What to produce: Could you filter the material and copy every line where the word "title" occurs?

Recorded information:

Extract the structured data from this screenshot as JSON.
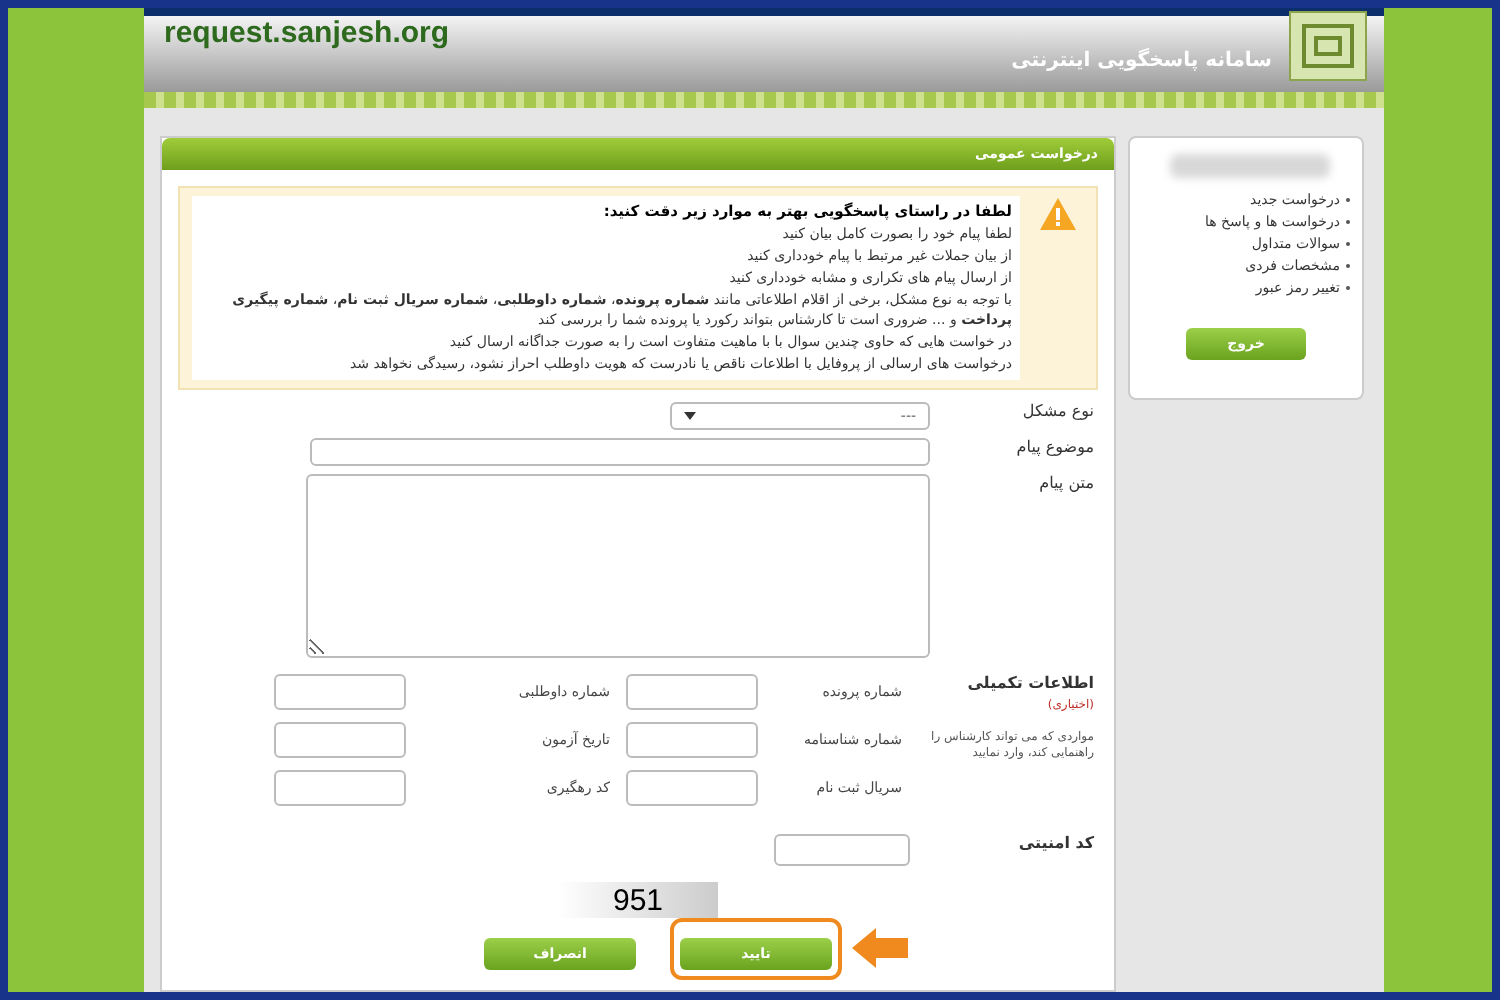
{
  "header": {
    "site": "request.sanjesh.org",
    "title": "سامانه پاسخگویی اینترنتی"
  },
  "sidebar": {
    "items": [
      {
        "label": "درخواست جدید"
      },
      {
        "label": "درخواست ها و پاسخ ها"
      },
      {
        "label": "سوالات متداول"
      },
      {
        "label": "مشخصات فردی"
      },
      {
        "label": "تغییر رمز عبور"
      }
    ],
    "logout": "خروج"
  },
  "panel": {
    "title": "درخواست عمومی"
  },
  "notice": {
    "heading": "لطفا در راستای پاسخگویی بهتر به موارد زیر دقت کنید:",
    "lines": [
      "لطفا پیام خود را بصورت کامل بیان کنید",
      "از بیان جملات غیر مرتبط با پیام خودداری کنید",
      "از ارسال پیام های تکراری و مشابه خودداری کنید",
      "با توجه به نوع مشکل، برخی از اقلام اطلاعاتی مانند **شماره پرونده**، **شماره داوطلبی**، **شماره سریال ثبت نام**، **شماره پیگیری پرداخت** و ... ضروری است تا کارشناس بتواند رکورد یا پرونده شما را بررسی کند",
      "در خواست هایی که حاوی چندین سوال با با ماهیت متفاوت است را به صورت جداگانه ارسال کنید",
      "درخواست های ارسالی از پروفایل با اطلاعات ناقص یا نادرست که هویت داوطلب احراز نشود، رسیدگی نخواهد شد"
    ]
  },
  "form": {
    "problem_type": {
      "label": "نوع مشکل",
      "value": "---"
    },
    "subject": {
      "label": "موضوع پیام"
    },
    "body": {
      "label": "متن پیام"
    }
  },
  "extra": {
    "title": "اطلاعات تکمیلی",
    "optional": "(اختیاری)",
    "hint": "مواردی که می تواند کارشناس را راهنمایی کند، وارد نمایید",
    "fields": [
      {
        "label": "شماره پرونده"
      },
      {
        "label": "شماره داوطلبی"
      },
      {
        "label": "شماره شناسنامه"
      },
      {
        "label": "تاریخ آزمون"
      },
      {
        "label": "سریال ثبت نام"
      },
      {
        "label": "کد رهگیری"
      }
    ]
  },
  "captcha": {
    "label": "کد امنیتی",
    "code": "951"
  },
  "buttons": [
    {
      "label": "تایید",
      "highlighted": true
    },
    {
      "label": "انصراف",
      "highlighted": false
    }
  ]
}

Expected answer:
    "title": "سامانه پاسخگویی اینترنتی"
    "title": "درخواست عمومی"
    "title": "اطلاعات تکمیلی",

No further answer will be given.